input() and raw_input()
In Python 2.x there are two functions for input.
- input(): Takes expression as input. If you typed in 2+3 and print. It will show 5.
- raw_input(): Takes string as input. For above example, output will be '2+3'. However, we can change its data type later.
Python 3.x has eliminated input() and named raw_input() as input(). Basically it has only one function for taking data from user and that is input() explained below.
(If you are using Python 2.x you can refer below description for raw_input(). It works the same.)
This function takes input as a string. If you want input in other formats you need to convert them to respective data types.
Type this in script mode and you'll see a cursor blinking in the next line. Input text is entered here. But where does it go? You better do this!
>>>a = input()
Now, the input is stored in variable a. Let's print it and check if that's true.
Yeah. It works!
You can also use a prompt for input. Like this one:
>>>a = input('Enter a string: ')
Enter a string: Input string
What if you typed in numbers?
>>>b = input()
The quotes on 22 signifies it is a string. But one must always be sure.
TypeError: cannot concatenate 'str' and 'int' objects
Hence proved. b is a string. Haha.
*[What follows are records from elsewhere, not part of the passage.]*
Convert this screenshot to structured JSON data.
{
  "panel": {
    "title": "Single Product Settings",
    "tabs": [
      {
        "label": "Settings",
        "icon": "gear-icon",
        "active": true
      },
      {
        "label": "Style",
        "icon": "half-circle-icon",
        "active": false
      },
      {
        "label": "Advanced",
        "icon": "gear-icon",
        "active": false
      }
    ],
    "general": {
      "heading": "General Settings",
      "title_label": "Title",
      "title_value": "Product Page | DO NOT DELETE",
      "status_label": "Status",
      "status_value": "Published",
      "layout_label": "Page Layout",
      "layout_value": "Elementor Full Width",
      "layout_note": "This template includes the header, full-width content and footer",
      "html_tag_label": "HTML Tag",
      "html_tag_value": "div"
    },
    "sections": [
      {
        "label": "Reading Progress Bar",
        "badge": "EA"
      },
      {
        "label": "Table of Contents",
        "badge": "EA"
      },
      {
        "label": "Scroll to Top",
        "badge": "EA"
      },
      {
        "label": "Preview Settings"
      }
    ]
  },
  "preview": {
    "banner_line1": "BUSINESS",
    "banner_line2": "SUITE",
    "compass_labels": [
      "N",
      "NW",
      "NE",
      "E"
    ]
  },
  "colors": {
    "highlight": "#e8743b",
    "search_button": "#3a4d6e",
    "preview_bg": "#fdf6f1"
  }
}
What if one want numbers as input. There's always a way. We'll see that soon after discussing data types in Python.
Happy weekend peeps!